As instrumentalists, we want it so bad, especially when we are beginners, we strive, we long for Speed! The reason why we started this whole enterprise is because we saw that person going a million miles an hour on them drums/keys. The person was flowing, with an easy smile and easier gesture. What they were doing seemed so approachable, so attainable. All you need is that little flick of the wrist or fingers, like nothing.
Yes, it always looks great on TV. That’s actually a job well done on the performer when it seems like a 5 years old could do it, when you cannot see the work.
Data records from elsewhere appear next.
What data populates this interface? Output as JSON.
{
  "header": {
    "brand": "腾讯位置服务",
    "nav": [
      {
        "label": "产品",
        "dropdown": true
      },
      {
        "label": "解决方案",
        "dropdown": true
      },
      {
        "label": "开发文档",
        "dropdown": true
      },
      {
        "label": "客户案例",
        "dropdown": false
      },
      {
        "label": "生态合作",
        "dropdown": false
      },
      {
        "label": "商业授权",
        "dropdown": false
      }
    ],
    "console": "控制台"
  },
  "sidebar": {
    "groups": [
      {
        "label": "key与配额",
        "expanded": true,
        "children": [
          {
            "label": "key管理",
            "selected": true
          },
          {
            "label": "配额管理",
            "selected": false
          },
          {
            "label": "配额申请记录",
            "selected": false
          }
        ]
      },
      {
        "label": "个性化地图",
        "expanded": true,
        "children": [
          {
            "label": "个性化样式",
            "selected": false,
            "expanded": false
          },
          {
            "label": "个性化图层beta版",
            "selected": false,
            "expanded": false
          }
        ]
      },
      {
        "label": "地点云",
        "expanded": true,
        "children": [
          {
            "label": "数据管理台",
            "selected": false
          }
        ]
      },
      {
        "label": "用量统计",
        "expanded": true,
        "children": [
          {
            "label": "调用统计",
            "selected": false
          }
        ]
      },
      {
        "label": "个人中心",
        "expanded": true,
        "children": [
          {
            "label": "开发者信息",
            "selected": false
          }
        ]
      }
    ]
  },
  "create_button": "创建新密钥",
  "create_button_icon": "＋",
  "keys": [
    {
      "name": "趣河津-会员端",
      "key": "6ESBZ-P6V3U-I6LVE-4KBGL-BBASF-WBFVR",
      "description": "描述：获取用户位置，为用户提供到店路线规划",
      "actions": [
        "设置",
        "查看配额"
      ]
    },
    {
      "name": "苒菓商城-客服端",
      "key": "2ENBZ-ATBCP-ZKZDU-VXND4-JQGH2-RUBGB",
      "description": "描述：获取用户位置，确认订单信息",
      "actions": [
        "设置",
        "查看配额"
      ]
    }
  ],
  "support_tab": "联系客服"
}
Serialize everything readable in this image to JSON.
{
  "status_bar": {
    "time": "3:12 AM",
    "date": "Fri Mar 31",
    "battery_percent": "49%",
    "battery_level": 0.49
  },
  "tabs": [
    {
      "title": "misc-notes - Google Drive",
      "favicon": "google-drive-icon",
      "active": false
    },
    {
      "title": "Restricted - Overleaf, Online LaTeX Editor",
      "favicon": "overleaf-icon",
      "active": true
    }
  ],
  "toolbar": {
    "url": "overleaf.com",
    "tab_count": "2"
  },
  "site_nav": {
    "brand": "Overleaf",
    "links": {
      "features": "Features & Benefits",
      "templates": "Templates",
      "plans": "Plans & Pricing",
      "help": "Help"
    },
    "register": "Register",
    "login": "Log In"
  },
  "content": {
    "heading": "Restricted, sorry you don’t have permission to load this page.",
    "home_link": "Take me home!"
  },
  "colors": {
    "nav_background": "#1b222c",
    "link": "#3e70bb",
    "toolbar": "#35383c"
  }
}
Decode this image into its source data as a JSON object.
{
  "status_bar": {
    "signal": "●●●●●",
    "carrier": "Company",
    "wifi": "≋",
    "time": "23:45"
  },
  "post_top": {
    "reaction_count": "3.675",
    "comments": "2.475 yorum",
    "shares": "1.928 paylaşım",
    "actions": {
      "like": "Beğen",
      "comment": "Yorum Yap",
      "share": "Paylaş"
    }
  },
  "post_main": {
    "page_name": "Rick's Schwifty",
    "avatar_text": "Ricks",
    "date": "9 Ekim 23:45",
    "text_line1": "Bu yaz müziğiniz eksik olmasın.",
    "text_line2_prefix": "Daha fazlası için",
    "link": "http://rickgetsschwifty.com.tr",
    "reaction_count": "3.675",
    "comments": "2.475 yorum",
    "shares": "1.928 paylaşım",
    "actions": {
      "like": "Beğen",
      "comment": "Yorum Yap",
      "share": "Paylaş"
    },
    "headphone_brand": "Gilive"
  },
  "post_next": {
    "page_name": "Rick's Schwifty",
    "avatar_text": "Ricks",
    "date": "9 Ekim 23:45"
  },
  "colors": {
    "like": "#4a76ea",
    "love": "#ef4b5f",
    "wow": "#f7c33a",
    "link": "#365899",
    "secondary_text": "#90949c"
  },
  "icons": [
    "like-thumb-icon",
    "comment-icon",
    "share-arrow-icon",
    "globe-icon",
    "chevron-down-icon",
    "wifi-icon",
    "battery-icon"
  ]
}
But, what you also don’t see are the hours, the weeks, the months, the years behind that very lick they’re displaying. Nobody’s interested in that, honestly. The patient pain. The stubborn crawling. Who wants that? No one. But, for better or worse, you’ve decided to conquer it, to climb that mountain and plant your flag on top of it.
Now, listen, anything that involves speed involves muscle memory. And anything that involves muscle memory involves time. No two ways about it. Often a lot of time. Plus humiliation. Why? Because you have to start the motion, and it feels foreign, it feels uncomfortable and even wrong sometimes. You do that thing and you realize that you don’t have the first clue about it. You know what it’s supposed to sound like, to look like, but what it’s supposed to feel like? No idea. And it feels really bad. The notes are mangled, your sound is awful, the visual is disastrous. Nothing fits, nothing flows, nothing goes as you saw it on the video. Now, you’re getting mad! You ought to be doing this better, come on, this is easy! You don’t understand where the problem is. Humiliating!…
The fact is, there is no problem. You just need time to mold your body into the motion you want it to do. You need to repeat that motion a million times before you can do it at a million miles per hour. That simple, that obvious, that tedious, yes, I know, I’m a donkey in music, I’m right behind you. The game is patience. Lots of it. And then, once you’re patient, you need to be even more patient. And it never stops.
Getting a good teacher helps. He can make sure you keep the direction you need, he can provide encouragements and tricks, he can help vary the angles and explore different variations of the same exercise. He can be an invaluable guide on the rocky road to your goal. As a matter of fact, I know an excellent one. And, who knows, he might even transform the tediousness into something fun.